Peterhead Academy pupils learn lifesaving skills

A number of Peterhead Academy pupils learned lifesaving skills when firefighters from the Scottish Fire and Rescue Service taught them CPR.

Thursday, 15th July 2021, 4:34 pm
Updated Thursday, 15th July 2021, 4:34 pm
Firefighters teach CPR at Peterhead Academy

The event was run prior to the start of the school holidays in conjunction with Developing the Young Workforce (DYW) North East.

DYW is the Scottish Government’s national strategy for strengthening links between businesses and education with the headline aim of reducing youth unemployment by 40 per cent by 2021.

The aim of the event itself was not only to provide lifesaving training to the young people, but to allow them to share their experiences of interacting with the emergency services.

In addition, it is hoped that boosting their confidence in learning skills will assist them in the finding of employment.

Pupils were also given the opportunity to ask questions, as some of them are considering a career in the emergency services.

Sam Foley, employer schools coordinator for DYW North East, said: “The importance of knowing CPR was highlighted recently during the 2020 European Championships.

"Danish footballer Christian Eriksen went into cardiac arrest when he collapsed on the pitch during a match against Finland.

"It is likely his life was saved by the prompt actions of the medical team administering CPR.

“Learning CPR is absolutely vital as the survival rate of a cardiac arrest drops ten percent for every minute a person suffers an out of hospital cardiac arrest.

"Prompt bystander action can greatly increase the chance of survival, so we want to give our young people the key skills needed if they ever come across an out of hospital cardiac arrest.”

DYW North East aims to bridge the gap between employers and education.

It strives to help young people gain the vital skills and knowledge needed to find fulfilling careers.
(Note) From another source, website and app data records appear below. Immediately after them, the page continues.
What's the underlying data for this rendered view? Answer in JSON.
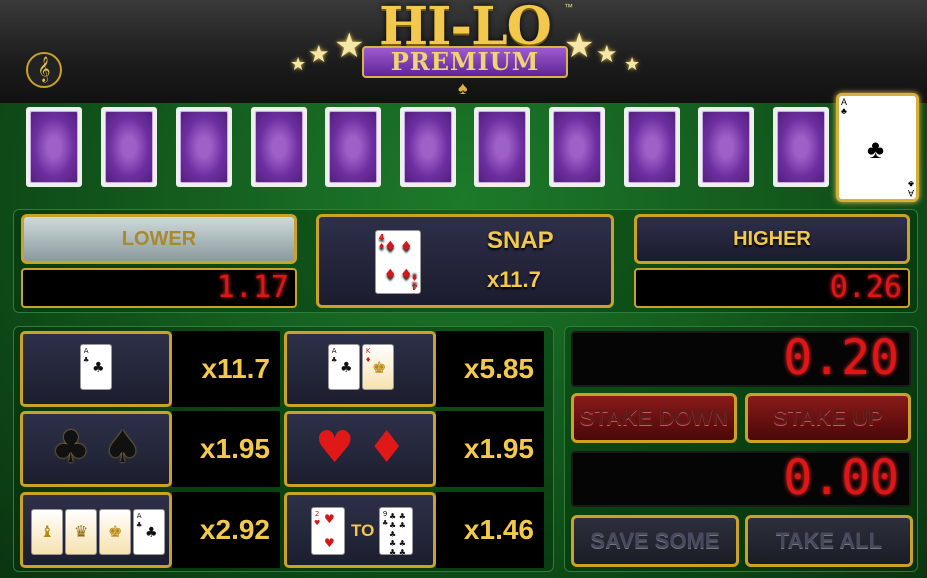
{
  "logo": {
    "title": "HI-LO",
    "tm": "™",
    "subtitle": "PREMIUM"
  },
  "music_button": {
    "icon": "music-note-icon",
    "glyph": "𝄞"
  },
  "current_card": {
    "rank": "A",
    "suit": "♣",
    "color": "black"
  },
  "face_down_count": 11,
  "lower": {
    "label": "LOWER",
    "payout": "1.17"
  },
  "snap": {
    "label": "SNAP",
    "multiplier": "x11.7",
    "card_rank": "4",
    "card_suit": "♦"
  },
  "higher": {
    "label": "HIGHER",
    "payout": "0.26"
  },
  "side_bets": [
    {
      "id": "ace",
      "multiplier": "x11.7"
    },
    {
      "id": "ace-king",
      "multiplier": "x5.85"
    },
    {
      "id": "black-suits",
      "multiplier": "x1.95"
    },
    {
      "id": "red-suits",
      "multiplier": "x1.95"
    },
    {
      "id": "court-cards",
      "multiplier": "x2.92"
    },
    {
      "id": "two-to-nine",
      "multiplier": "x1.46",
      "to_label": "TO"
    }
  ],
  "stake": {
    "value": "0.20",
    "down_label": "STAKE DOWN",
    "up_label": "STAKE UP"
  },
  "win": {
    "value": "0.00",
    "save_label": "SAVE SOME",
    "take_label": "TAKE ALL"
  },
  "colors": {
    "gold": "#c9a227",
    "felt": "#1d7a2a",
    "led_red": "#e01515",
    "card_back": "#6d2fa0"
  }
}
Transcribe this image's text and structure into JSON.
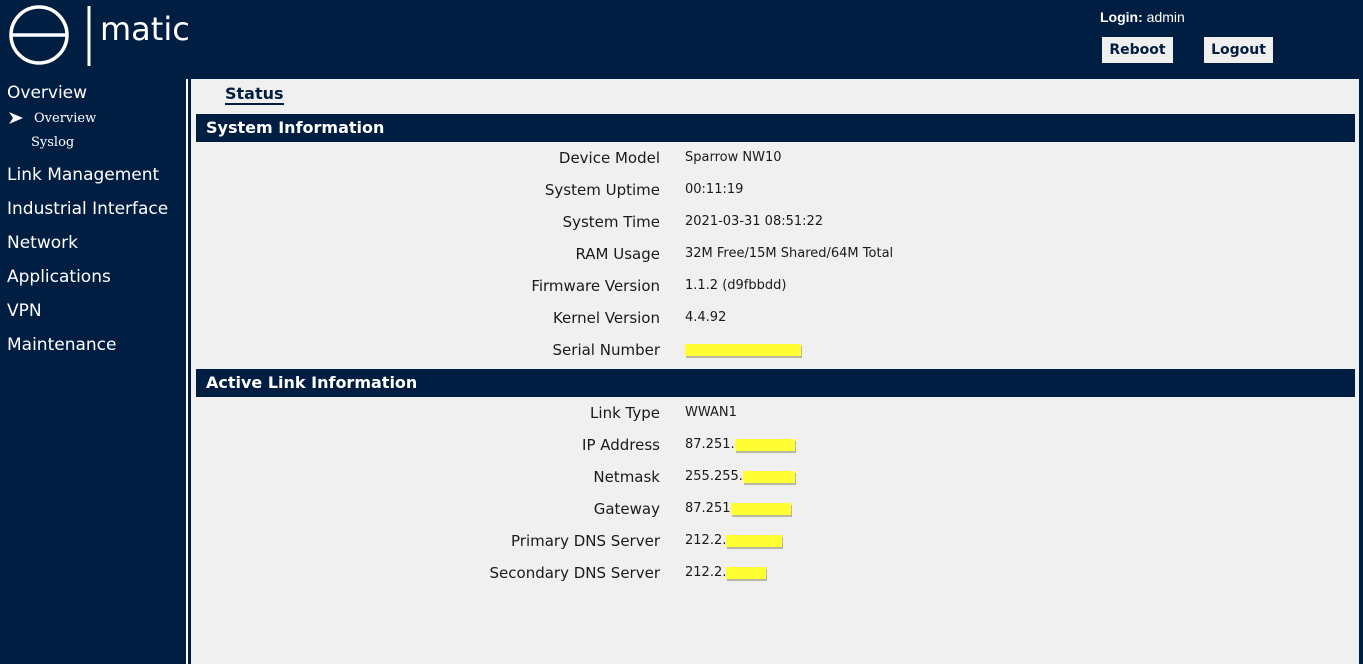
{
  "header": {
    "logo_text": "matic",
    "login_label": "Login:",
    "login_user": "admin",
    "reboot_label": "Reboot",
    "logout_label": "Logout"
  },
  "sidebar": {
    "items": [
      {
        "label": "Overview"
      },
      {
        "label": "Link Management"
      },
      {
        "label": "Industrial Interface"
      },
      {
        "label": "Network"
      },
      {
        "label": "Applications"
      },
      {
        "label": "VPN"
      },
      {
        "label": "Maintenance"
      }
    ],
    "sub_items": [
      {
        "label": "Overview",
        "active": true
      },
      {
        "label": "Syslog",
        "active": false
      }
    ]
  },
  "main": {
    "page_title": "Status",
    "system_info": {
      "title": "System Information",
      "rows": [
        {
          "label": "Device Model",
          "value": "Sparrow NW10"
        },
        {
          "label": "System Uptime",
          "value": "00:11:19"
        },
        {
          "label": "System Time",
          "value": "2021-03-31 08:51:22"
        },
        {
          "label": "RAM Usage",
          "value": "32M Free/15M Shared/64M Total"
        },
        {
          "label": "Firmware Version",
          "value": "1.1.2 (d9fbbdd)"
        },
        {
          "label": "Kernel Version",
          "value": "4.4.92"
        },
        {
          "label": "Serial Number",
          "value": ""
        }
      ]
    },
    "link_info": {
      "title": "Active Link Information",
      "rows": [
        {
          "label": "Link Type",
          "value": "WWAN1"
        },
        {
          "label": "IP Address",
          "value": "87.251."
        },
        {
          "label": "Netmask",
          "value": "255.255."
        },
        {
          "label": "Gateway",
          "value": "87.251"
        },
        {
          "label": "Primary DNS Server",
          "value": "212.2."
        },
        {
          "label": "Secondary DNS Server",
          "value": "212.2."
        }
      ]
    }
  },
  "colors": {
    "navy": "#001d42",
    "content_bg": "#eff0ef",
    "redaction": "#ffff33"
  }
}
DYW North East tries to create long-lasting partnerships with local employers to help them fully appreciate the benefits of employing young people.

It not only gives employers the chance to develop young people’s skills, but also have a say in shaping the curriculum in meeting vocational standards.